In the first book of Pantanjali’s Yoga Sutras, it is written:
Yoga is the control of thought waves in the mind (Sutra 2.)
In Ashtanga yoga, the last four limbs of the practice are pranayama, dharana, dhyana, and samadhi. In yoga there are many ways to meditate; what works for one person will not work as well for another. We all have different constitutions and temperaments. Yoga has evolved over the centuries to meet these needs.
When the Breath Becomes Calm
The Mind Becomes Calm
Pranayama translates most simply as “breath control,” or the careful regulation of breath during meditation; it is central in all yogic meditation practice. The poses in hatha yoga all work to open up the body so that life energy can flow without restriction, because breath, posture, and life force are connected. This can be seen, for example, in the way that anxious or depressed people hold their bodies. With depression, people often slump their shoulders in resignation. This causes the back to curve and the chest to collapse , compressing the lower spine, which in turn makes breathing shallow and constricts the flow of prana. Anxious people also breathe shallowly, from the chest area, which prevents breath from flowing into the belly. In contrast, a healthy person’s breath flows naturally from the nostrils to the belly; both inhalation and exhalation are free from restriction.
Using the breath to calm the mind’s thought waves (vrittis) will bring about more peaceful states of mind. When someone is anxious or agitated, their breathing becomes rapid and shallow, which is associated with increased thinking. It can take the form of worry, rumination, fretting, or fear. The thoughts and the breath are intimately connected. In western medicine, anxiety has historically been treated with medications. But by practicing mindful breathing and meditation, anxiety can be controlled.
When the breath is arrhythmic the mind wanders, but when it is smooth the mind becomes still, and the aspirant attains the power of stillness. Therefore the breath should be restrained.
Aphorism 2.2 from Hathayoga Pradipika
In yoga sutra 2:52 Pantanjali describes the effect of practicing pranayama:
From that the covering of the light dissolves.
Pranayama removes the coverings, the excesses of rajas and tamas gunas in the mind that prevent the light of knowledge from shining. The impurities are gradually reduced, and sattva dominates. The mind becomes ready for concentration.
Pratyahara is the process of withdrawing the mind from the senses. It is the fifth limb of Patanjali’s eightfold yoga. Dharana is the effort to retain only one object of concentration in the mind—in other words, concentration, or one-pointedness. When we are focused on an activity in full absorption, we are free from tension. This has been expressed as being in the moment, or in the flow.
Dhyana is true meditation. It is the continuous, uninterrupted flow of identical thought waves in the mind. Through dharana, the meditator deepens concentration on a chosen object until concentration flows without interruption.
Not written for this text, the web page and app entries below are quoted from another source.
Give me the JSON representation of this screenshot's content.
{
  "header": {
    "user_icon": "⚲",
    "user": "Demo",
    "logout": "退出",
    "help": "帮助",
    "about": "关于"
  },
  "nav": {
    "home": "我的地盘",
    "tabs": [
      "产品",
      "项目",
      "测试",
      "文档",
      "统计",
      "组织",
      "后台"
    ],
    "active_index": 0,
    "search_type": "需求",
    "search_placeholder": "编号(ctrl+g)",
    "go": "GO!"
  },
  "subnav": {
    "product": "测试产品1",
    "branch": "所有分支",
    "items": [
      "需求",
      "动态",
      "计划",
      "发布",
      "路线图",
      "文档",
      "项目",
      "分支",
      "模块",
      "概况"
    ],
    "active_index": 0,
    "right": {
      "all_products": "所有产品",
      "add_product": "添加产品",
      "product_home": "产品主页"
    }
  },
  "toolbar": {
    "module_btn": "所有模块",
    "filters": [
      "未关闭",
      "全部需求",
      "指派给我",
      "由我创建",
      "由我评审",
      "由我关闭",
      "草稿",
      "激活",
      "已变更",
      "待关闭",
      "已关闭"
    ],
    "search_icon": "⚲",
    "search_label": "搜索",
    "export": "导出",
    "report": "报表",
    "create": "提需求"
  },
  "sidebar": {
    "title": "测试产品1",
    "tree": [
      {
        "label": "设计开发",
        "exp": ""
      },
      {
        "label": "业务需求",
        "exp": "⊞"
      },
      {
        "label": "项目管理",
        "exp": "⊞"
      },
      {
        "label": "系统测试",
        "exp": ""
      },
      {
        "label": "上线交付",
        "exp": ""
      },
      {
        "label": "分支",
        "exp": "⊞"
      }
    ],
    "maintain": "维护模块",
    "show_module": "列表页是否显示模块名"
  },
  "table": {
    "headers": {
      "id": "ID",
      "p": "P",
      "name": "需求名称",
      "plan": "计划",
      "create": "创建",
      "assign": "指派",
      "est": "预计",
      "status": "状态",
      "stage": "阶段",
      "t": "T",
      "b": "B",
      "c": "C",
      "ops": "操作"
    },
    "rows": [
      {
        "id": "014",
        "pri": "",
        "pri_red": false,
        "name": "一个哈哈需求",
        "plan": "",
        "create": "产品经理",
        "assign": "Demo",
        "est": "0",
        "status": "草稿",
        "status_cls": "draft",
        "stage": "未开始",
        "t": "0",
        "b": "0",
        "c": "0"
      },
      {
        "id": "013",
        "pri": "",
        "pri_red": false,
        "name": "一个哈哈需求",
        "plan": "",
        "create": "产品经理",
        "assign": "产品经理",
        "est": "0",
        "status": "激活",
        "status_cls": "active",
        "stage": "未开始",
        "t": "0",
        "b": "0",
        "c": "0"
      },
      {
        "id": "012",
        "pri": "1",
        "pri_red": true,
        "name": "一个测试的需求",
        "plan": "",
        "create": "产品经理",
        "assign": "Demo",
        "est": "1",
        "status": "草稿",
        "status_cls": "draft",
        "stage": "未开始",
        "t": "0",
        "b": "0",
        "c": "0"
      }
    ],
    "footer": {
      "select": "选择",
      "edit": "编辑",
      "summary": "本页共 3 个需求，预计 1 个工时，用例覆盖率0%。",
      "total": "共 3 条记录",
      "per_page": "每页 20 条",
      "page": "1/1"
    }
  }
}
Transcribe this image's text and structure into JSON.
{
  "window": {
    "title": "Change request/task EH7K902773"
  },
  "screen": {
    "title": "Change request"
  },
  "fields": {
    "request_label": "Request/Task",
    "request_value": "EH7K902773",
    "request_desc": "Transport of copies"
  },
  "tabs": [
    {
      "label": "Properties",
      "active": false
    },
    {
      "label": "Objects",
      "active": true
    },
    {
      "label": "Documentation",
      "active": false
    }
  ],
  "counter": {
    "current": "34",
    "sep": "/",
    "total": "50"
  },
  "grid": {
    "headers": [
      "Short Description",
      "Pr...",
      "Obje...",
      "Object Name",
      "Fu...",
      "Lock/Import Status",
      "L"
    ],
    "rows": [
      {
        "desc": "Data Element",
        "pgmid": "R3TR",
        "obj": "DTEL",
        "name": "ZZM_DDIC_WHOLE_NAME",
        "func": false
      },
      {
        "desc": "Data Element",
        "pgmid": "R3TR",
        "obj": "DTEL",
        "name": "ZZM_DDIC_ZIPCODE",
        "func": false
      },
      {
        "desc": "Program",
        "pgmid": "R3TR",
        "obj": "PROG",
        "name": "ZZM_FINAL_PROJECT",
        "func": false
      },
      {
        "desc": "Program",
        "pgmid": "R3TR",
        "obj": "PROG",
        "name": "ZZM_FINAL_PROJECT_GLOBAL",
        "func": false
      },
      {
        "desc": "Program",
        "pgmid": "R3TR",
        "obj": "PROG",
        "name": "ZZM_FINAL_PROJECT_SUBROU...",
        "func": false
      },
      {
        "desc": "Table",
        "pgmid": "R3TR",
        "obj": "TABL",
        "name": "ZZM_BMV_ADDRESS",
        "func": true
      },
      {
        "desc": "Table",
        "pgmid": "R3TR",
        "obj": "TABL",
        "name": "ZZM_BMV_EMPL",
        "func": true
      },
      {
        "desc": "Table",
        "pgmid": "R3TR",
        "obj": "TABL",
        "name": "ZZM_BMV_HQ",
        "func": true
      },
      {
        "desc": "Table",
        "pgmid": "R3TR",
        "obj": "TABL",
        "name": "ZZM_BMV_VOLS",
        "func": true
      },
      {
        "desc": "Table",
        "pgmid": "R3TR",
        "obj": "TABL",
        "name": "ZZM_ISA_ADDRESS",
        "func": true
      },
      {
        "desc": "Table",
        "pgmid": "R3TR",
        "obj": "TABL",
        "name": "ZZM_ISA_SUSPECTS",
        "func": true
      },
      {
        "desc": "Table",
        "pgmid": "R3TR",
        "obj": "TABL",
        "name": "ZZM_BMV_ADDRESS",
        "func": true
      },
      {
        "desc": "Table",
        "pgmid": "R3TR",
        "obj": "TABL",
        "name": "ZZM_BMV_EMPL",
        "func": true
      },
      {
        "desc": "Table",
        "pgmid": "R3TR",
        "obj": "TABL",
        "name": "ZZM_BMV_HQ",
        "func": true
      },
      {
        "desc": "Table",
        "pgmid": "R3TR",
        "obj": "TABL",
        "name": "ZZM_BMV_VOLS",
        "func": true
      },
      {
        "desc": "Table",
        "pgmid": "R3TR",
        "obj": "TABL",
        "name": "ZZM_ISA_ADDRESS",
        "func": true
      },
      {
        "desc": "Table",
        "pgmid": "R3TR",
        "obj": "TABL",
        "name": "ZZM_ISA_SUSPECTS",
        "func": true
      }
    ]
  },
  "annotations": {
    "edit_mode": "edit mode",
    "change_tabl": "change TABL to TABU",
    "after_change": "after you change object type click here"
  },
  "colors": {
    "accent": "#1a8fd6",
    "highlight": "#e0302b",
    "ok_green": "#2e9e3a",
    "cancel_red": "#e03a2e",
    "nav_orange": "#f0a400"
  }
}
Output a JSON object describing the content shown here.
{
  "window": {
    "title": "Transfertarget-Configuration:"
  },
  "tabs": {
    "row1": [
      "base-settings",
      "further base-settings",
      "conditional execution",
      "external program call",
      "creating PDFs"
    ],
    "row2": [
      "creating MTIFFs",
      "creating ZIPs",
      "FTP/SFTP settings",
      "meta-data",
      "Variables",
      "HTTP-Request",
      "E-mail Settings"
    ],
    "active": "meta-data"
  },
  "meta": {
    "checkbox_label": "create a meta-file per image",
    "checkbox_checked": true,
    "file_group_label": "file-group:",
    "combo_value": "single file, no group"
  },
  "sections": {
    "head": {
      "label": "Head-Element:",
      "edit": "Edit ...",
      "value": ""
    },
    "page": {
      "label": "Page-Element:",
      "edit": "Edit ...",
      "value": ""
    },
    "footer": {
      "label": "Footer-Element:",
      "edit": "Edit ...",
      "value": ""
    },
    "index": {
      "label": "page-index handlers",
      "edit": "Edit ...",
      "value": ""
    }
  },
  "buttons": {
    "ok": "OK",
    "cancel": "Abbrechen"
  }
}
People often give up meditation because it is too long or too boring. Practicing in short bursts, as in the mindfulness meditation described below, can be incorporated throughout the day and help build up to longer periods of sitting meditation.